For spring 2018, designers applied bold colors and cartoonish motifs on everything from sneakers and belts to key chains. See all the top men’s accessories trends on WWD.com. #wwdtrends (📷: George Chinsee; Prop Styling by @rnasti; Market Editor: @luiscampuzano)
The @dior-sponsored @guggenheim international gala pre-party has a history of drawing cool-girl musical acts to serenade the crowd –– and last night was no exception. @haimtheband performed songs both new and old, and lured a star-studded audience with the likes of Rebecca Hall, Kate Mara, Mamoudou Athie and more. #wwdeye (📷: @lexieblacklock)

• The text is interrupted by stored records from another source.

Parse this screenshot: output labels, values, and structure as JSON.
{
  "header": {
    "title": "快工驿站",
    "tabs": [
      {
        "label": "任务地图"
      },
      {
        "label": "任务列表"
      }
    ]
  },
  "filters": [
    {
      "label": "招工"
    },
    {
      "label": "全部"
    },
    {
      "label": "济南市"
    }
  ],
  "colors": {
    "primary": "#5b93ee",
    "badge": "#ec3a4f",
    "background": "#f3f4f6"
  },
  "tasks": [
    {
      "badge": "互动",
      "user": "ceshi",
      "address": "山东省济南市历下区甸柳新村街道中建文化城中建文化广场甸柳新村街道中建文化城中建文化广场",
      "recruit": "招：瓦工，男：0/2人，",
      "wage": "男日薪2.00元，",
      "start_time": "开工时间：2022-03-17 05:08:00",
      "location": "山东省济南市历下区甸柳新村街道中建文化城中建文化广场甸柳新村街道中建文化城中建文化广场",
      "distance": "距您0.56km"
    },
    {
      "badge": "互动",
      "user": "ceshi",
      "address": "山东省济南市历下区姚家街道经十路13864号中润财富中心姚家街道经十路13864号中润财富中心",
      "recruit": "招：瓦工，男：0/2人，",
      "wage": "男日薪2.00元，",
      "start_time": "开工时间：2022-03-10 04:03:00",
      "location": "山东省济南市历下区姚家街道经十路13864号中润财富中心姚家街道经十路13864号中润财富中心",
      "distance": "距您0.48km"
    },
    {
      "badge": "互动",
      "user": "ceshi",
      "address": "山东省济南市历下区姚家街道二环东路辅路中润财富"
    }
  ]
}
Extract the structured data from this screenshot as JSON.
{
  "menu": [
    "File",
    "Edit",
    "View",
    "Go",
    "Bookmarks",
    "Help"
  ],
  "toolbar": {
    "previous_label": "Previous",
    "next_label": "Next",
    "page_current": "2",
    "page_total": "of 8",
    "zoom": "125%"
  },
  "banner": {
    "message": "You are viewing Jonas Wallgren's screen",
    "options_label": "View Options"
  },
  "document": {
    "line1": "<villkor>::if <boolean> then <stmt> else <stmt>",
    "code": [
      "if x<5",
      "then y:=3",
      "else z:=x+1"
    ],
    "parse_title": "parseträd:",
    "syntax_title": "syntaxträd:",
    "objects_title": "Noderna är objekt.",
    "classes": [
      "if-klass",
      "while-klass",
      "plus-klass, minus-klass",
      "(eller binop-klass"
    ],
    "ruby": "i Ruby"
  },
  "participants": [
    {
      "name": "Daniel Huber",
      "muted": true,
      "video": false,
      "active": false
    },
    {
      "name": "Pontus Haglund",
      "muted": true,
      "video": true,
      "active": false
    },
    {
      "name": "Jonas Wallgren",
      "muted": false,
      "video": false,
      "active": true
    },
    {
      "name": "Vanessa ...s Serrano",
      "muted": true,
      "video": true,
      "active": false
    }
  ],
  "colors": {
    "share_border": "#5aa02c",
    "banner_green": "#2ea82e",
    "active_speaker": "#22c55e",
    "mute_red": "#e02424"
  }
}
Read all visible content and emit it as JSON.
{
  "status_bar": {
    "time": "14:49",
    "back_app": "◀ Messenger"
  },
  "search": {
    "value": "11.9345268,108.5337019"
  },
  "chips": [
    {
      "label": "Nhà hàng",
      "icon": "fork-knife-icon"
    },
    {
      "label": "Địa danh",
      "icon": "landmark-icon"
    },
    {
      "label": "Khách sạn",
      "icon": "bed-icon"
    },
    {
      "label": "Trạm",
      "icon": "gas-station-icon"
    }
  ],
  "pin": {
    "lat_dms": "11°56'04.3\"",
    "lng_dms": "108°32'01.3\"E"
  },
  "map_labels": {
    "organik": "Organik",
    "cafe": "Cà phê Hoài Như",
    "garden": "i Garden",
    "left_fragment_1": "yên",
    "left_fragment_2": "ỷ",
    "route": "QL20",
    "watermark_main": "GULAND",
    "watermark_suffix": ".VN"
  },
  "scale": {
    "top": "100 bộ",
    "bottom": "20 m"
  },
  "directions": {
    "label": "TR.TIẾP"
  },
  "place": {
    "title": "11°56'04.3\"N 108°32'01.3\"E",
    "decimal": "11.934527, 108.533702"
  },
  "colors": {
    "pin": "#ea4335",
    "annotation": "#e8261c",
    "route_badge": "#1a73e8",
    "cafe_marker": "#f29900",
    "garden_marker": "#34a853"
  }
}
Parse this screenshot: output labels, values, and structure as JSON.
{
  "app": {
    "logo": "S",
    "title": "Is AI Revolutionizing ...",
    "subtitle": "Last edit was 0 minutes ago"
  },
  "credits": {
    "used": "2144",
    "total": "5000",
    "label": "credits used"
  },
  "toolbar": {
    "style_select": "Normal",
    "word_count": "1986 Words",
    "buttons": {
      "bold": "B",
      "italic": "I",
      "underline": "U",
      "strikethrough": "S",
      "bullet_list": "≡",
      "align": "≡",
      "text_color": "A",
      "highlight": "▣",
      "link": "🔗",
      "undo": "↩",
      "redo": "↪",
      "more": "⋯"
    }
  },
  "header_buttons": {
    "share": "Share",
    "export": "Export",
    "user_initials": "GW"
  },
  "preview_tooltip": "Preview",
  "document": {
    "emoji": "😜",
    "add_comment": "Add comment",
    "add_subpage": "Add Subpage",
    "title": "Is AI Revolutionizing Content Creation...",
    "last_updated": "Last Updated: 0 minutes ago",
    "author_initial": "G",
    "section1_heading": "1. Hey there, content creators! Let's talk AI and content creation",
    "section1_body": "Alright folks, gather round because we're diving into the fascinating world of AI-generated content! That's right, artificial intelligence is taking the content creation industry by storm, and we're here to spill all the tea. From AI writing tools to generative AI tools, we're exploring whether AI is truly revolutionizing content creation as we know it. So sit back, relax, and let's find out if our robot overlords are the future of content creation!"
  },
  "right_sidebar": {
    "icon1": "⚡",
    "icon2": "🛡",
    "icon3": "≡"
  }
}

In a partnership between the @metopera and the @englishnationalopera, “Marnie” was born. The opera, with costumes sponsored by @mrporterlive, is an adaptation of the 1961 thriller by Winston Graham. Arianne Phillips, who created the costumes, is no rookie: She’s styled Madonna for her tours and created costumes for a myriad of films in the past. Read WWD’s interview with Phillips, where she talks about her inspiration for the opera’s costumes on WWD.com #wwdfashion
@barneysnyc took a different approach to their holiday windows this year. Instead of Christmas decor, Barneys tapped @thehaasbrothers to tell a story of positivity, gratitude and inclusivity via heartwarming silliness and humor. “It’s about kids and it’s about coming together and being family and loving each other,” said Simon Haas. #wwdfashion (📷: @joshuascottphoto)
Beauty influencer @kandeejohnson makes her foray into hair care with a collaboration with @ogx_beauty — making it the first time that OGX has teamed up for a product creation. The collab includes shampoos and conditioners in three scents. At 39 and a mom, Johnson is a different profile than the emerging social media stars, but is considered one of the pioneers of the digital beauty influencer world. Read WWD’s interview with her on wwd.com, including the strangest beauty product she’s ever tried #wwdbeauty